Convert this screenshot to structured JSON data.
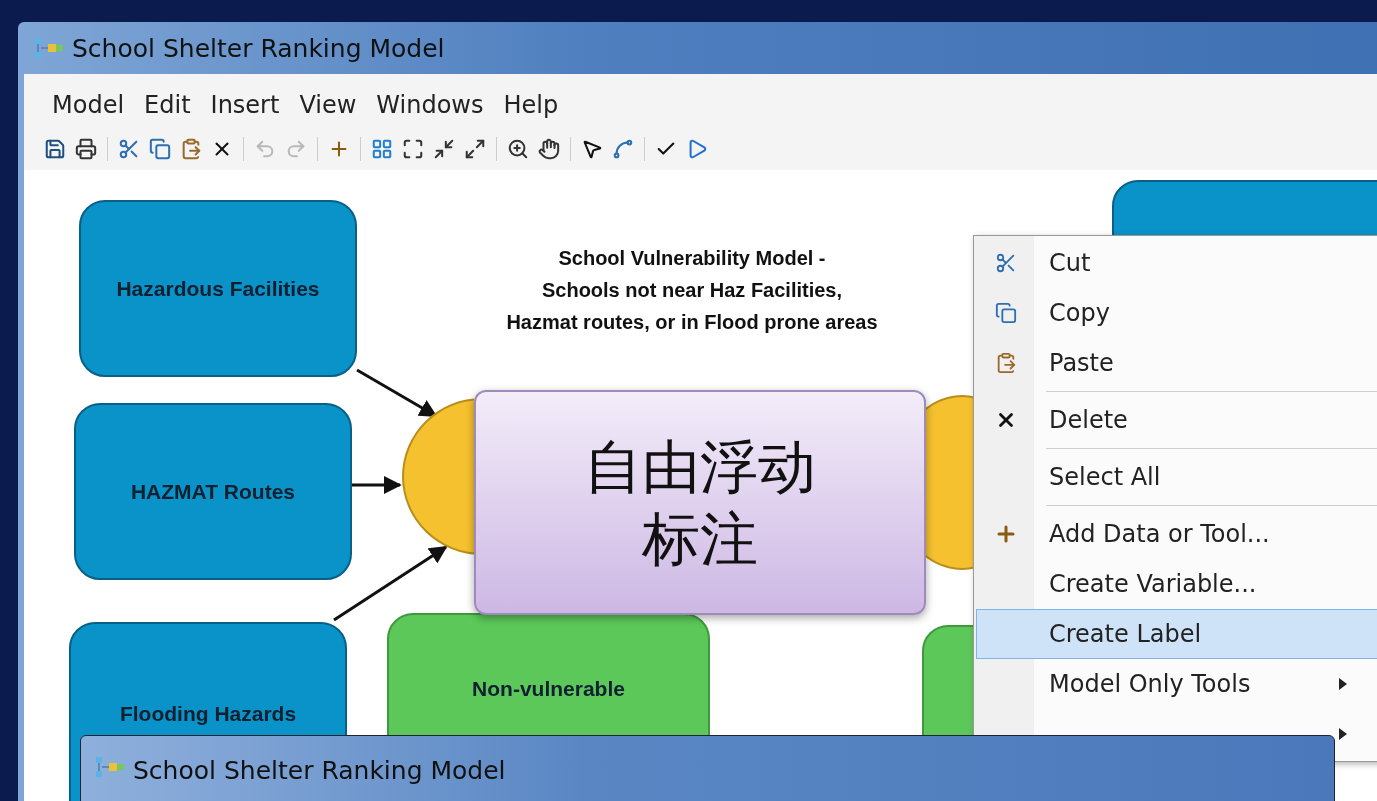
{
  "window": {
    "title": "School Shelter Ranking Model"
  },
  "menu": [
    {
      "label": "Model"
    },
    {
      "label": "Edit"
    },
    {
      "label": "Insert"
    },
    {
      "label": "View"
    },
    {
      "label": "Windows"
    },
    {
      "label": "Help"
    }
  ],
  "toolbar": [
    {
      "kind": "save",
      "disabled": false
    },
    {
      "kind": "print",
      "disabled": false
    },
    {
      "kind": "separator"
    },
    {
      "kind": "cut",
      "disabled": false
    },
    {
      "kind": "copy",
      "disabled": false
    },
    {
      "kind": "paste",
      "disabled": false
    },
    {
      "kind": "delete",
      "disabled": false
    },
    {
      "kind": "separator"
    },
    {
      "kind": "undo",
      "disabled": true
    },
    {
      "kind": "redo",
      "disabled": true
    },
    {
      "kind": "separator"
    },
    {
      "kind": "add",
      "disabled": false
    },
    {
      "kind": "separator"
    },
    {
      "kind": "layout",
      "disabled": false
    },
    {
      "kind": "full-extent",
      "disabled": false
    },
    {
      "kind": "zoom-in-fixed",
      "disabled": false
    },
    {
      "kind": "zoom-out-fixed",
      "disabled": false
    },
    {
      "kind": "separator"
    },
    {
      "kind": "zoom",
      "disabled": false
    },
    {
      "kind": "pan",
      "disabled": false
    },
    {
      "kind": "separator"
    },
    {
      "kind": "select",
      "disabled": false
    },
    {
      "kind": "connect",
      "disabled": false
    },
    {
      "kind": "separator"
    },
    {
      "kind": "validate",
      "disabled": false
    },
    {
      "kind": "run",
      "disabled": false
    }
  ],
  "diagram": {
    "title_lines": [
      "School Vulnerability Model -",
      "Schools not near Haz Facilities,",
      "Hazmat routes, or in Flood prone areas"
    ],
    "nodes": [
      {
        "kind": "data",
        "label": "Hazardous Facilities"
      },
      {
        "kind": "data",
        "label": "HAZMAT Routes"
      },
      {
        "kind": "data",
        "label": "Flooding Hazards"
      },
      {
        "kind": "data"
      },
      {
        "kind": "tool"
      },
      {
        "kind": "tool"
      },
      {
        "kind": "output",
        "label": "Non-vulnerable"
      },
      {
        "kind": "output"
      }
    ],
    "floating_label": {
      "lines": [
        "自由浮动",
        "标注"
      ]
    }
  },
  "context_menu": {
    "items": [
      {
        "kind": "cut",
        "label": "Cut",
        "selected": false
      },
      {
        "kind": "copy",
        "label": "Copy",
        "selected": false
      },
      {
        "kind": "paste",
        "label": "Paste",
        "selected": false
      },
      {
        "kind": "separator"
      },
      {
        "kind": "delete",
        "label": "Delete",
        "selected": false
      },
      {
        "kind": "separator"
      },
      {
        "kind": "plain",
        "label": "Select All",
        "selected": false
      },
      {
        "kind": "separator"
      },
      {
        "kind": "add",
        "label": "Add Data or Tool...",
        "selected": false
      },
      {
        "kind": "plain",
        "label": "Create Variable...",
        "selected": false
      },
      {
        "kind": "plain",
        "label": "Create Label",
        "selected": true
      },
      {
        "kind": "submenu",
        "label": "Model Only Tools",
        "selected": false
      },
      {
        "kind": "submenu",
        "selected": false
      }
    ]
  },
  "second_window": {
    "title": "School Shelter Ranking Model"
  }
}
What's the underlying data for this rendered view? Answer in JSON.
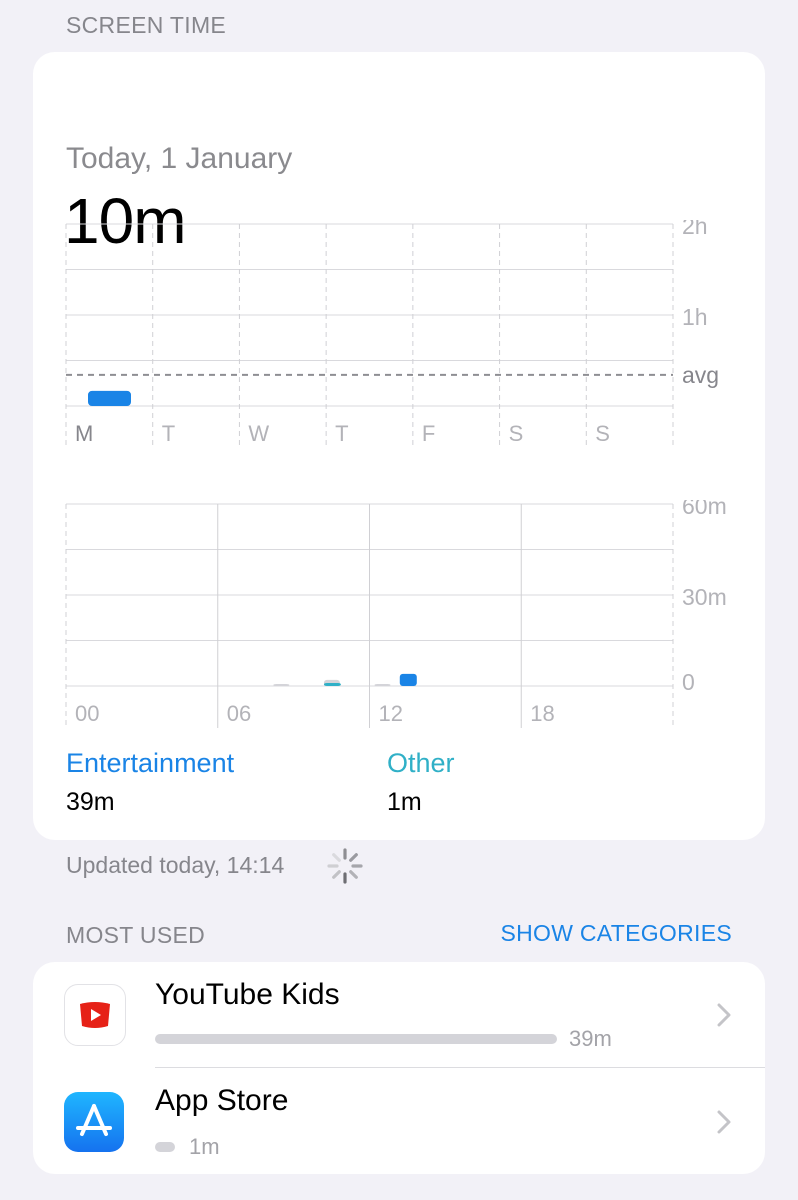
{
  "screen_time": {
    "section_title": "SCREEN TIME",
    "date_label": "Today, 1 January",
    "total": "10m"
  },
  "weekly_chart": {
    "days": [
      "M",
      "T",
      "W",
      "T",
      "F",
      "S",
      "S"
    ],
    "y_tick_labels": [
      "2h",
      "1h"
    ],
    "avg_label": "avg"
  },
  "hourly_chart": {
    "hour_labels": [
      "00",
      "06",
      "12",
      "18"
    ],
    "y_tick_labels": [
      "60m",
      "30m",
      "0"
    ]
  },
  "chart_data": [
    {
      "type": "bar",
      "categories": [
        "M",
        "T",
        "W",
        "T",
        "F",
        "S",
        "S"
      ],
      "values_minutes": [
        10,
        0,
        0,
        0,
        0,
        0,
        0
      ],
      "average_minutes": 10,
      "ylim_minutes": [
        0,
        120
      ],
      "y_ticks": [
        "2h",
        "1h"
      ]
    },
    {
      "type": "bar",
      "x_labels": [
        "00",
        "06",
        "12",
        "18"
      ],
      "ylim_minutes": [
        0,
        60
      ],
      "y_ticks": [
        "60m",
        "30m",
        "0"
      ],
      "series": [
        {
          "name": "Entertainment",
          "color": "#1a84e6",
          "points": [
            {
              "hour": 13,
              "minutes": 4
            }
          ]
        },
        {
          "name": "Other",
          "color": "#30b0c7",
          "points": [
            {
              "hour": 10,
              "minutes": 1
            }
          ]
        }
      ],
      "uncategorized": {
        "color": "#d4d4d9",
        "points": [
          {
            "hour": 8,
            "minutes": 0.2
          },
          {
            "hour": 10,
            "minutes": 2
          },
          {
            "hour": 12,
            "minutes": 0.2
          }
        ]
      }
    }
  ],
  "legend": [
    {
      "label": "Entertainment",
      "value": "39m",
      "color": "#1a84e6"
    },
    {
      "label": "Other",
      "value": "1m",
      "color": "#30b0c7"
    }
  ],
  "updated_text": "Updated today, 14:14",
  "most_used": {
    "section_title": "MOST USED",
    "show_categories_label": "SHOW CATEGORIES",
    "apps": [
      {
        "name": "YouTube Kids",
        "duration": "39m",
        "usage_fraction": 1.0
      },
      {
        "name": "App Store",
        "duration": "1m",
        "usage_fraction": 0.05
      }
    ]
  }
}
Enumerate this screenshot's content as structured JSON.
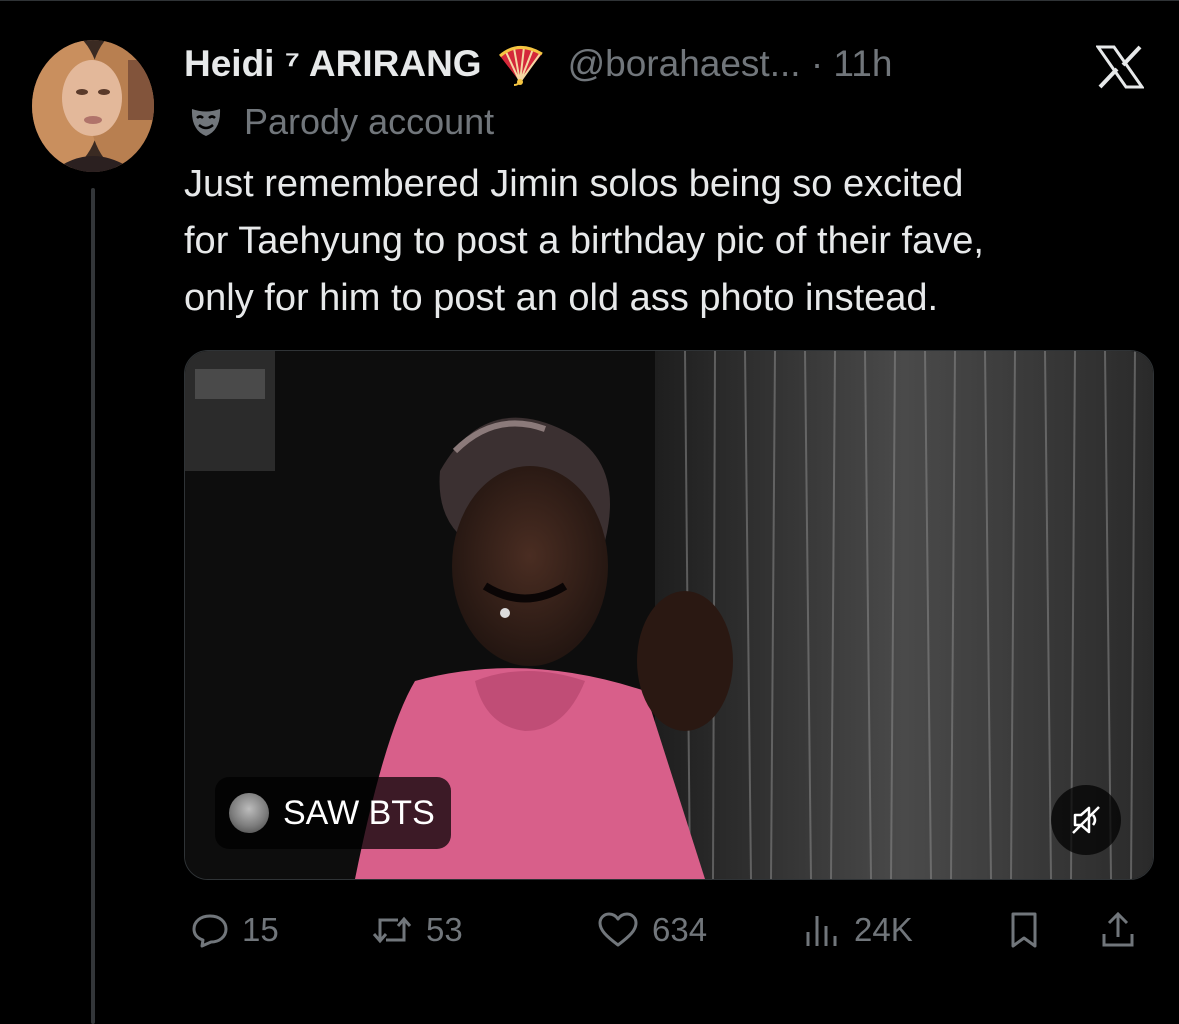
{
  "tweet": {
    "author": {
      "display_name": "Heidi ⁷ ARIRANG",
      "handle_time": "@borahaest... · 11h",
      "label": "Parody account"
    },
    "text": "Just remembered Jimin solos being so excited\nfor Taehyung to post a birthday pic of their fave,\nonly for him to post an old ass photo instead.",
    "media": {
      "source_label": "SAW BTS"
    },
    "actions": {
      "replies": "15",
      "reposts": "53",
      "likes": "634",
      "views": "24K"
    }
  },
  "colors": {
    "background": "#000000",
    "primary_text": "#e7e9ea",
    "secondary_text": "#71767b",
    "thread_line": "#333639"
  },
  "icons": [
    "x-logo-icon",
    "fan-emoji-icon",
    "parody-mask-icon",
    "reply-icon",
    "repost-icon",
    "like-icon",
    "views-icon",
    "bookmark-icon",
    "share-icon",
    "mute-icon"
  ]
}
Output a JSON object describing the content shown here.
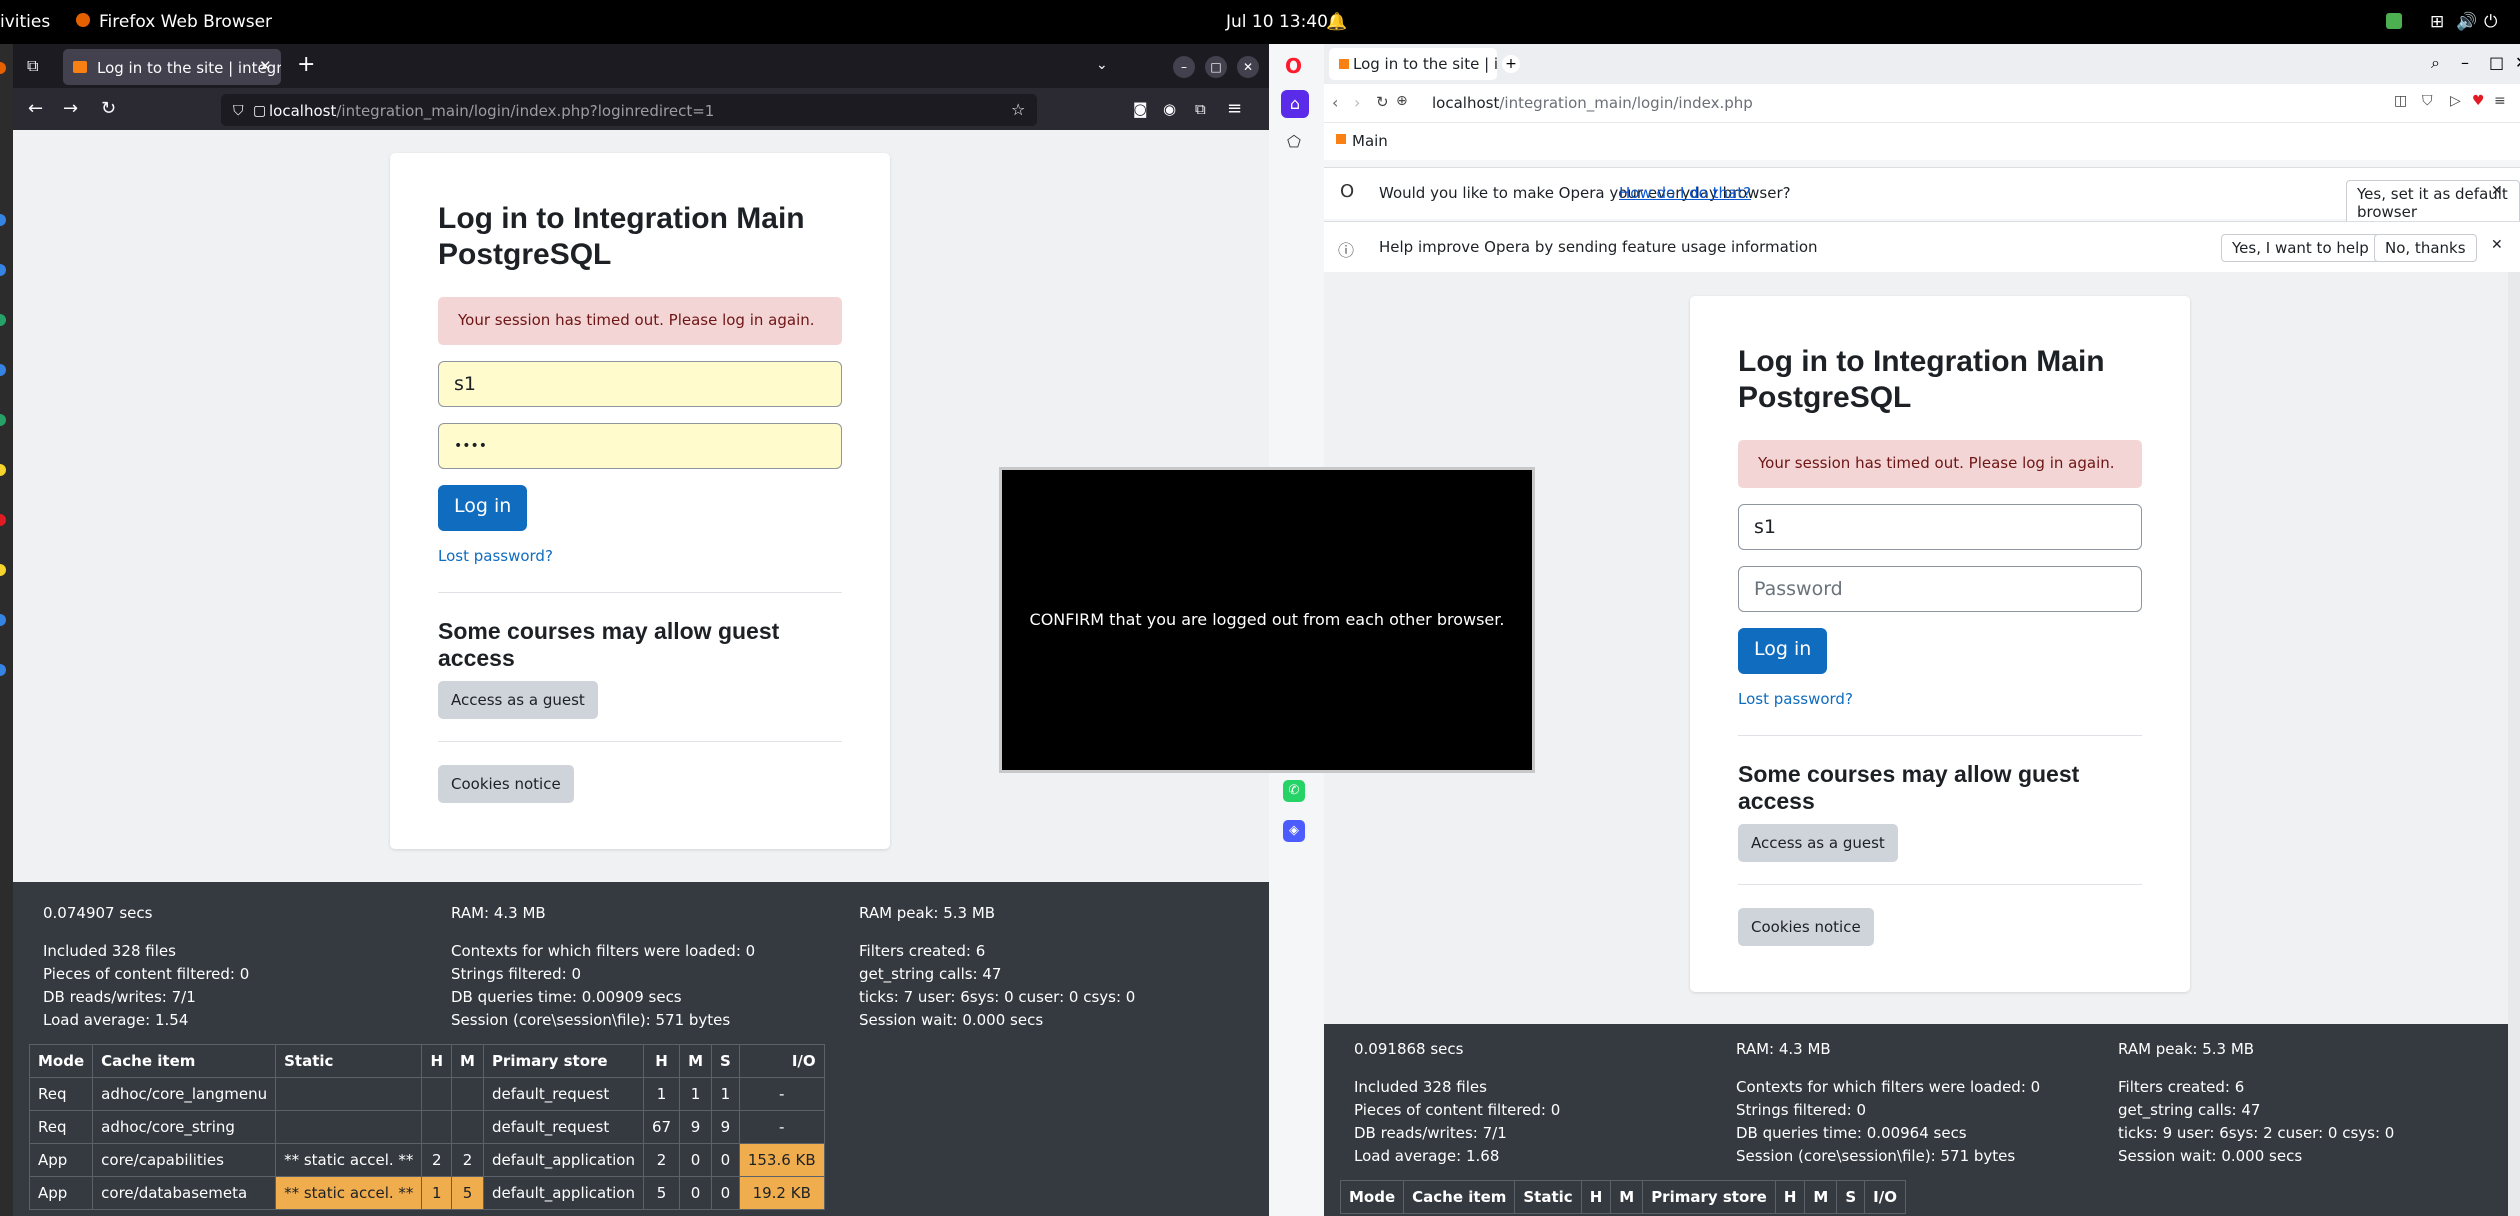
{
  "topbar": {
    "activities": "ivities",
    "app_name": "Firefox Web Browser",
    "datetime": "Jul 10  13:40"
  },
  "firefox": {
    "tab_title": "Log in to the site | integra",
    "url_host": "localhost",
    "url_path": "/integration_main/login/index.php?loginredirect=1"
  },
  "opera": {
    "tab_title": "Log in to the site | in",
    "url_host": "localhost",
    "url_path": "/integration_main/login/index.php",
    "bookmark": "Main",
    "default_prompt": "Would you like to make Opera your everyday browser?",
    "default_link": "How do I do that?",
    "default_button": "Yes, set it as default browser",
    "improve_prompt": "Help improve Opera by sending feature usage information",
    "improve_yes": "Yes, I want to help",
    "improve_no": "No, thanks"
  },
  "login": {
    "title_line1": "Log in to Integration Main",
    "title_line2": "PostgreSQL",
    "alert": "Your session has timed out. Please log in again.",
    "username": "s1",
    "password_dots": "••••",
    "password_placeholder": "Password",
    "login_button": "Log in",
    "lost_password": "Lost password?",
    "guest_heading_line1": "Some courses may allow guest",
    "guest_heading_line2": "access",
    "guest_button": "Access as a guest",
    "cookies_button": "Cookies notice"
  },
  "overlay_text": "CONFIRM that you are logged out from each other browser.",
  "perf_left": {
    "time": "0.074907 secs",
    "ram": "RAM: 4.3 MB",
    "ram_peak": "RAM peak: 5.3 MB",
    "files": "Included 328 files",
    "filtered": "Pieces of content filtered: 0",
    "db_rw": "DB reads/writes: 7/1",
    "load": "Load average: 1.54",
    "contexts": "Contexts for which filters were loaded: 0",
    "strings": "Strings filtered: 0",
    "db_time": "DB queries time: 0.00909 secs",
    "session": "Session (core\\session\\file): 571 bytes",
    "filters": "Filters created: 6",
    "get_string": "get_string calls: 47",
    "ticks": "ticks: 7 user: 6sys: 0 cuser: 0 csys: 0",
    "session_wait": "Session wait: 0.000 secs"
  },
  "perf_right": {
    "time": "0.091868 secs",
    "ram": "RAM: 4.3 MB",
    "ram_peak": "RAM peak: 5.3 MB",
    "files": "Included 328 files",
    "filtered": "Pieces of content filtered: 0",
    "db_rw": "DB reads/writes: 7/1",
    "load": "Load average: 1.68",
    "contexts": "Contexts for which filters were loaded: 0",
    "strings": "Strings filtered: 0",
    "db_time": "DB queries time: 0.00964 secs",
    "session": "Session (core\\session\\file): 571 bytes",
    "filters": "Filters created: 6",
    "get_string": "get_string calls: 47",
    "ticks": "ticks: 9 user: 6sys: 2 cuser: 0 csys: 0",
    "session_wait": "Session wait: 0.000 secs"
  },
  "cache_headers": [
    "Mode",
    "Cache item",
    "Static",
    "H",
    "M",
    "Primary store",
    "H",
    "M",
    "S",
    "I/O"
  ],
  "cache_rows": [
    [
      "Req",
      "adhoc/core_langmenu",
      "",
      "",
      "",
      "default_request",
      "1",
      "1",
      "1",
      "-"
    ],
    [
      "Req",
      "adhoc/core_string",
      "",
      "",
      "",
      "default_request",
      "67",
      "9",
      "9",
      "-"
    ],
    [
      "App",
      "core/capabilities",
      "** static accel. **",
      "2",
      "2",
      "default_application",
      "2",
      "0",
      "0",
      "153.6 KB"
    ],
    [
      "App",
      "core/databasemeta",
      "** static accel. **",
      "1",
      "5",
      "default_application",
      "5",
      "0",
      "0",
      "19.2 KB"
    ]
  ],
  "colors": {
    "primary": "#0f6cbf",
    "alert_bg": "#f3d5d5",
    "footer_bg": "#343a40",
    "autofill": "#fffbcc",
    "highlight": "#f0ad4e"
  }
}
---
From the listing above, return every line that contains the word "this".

▶ FINISHED TASK
Convert this screenshot to structured JSON data.
What's the underlying data for this rendered view? Answer in JSON.
Enumerate this screenshot's content as structured JSON.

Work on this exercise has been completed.